▸ **Your task**
Filter the records below down to lines containing "Search".

Entries from a dataset of interfaces:
=== Section Start ===
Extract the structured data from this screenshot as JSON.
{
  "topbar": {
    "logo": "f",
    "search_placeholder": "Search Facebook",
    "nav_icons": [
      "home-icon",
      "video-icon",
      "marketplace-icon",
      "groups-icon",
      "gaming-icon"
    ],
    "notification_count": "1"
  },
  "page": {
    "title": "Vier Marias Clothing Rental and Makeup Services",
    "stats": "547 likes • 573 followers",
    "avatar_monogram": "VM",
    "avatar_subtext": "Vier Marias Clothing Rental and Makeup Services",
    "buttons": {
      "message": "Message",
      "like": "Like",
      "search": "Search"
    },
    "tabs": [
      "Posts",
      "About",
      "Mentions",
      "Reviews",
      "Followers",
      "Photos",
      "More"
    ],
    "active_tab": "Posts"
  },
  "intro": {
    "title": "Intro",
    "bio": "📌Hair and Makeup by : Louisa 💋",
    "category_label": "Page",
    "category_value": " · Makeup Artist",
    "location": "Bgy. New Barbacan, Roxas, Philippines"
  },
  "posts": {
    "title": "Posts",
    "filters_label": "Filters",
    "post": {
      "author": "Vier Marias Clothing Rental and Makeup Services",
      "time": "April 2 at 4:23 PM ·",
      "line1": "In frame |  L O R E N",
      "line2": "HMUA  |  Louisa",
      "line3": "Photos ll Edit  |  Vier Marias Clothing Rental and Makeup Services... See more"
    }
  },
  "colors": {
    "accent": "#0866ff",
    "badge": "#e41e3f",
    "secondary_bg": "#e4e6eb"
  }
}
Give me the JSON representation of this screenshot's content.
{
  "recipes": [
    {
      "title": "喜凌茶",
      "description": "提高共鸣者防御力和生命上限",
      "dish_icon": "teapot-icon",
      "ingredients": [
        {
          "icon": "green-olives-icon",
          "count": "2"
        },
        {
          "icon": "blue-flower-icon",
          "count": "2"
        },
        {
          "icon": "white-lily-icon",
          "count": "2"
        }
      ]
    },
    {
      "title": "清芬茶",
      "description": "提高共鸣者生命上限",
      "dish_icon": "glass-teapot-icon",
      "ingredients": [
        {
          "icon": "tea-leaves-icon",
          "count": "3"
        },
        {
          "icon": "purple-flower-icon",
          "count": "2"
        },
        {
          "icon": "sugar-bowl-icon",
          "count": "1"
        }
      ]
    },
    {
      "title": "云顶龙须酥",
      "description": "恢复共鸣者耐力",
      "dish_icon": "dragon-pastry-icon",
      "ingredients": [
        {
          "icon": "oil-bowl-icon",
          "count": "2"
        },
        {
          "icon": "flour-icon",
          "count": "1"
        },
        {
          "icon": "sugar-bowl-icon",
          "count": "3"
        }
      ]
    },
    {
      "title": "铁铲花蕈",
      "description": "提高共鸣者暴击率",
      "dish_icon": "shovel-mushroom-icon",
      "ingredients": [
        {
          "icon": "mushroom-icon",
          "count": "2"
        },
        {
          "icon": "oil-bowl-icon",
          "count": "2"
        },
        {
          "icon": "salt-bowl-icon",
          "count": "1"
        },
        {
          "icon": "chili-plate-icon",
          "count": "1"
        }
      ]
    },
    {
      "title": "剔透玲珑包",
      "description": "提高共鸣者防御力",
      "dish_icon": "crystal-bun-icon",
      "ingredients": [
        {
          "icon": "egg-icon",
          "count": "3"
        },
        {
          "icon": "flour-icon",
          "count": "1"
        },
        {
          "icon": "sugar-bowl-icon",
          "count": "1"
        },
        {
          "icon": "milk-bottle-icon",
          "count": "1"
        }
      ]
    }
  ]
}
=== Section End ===
▸ **Solution to the exercise**
    "search_placeholder": "Search Facebook",
      "search": "Search"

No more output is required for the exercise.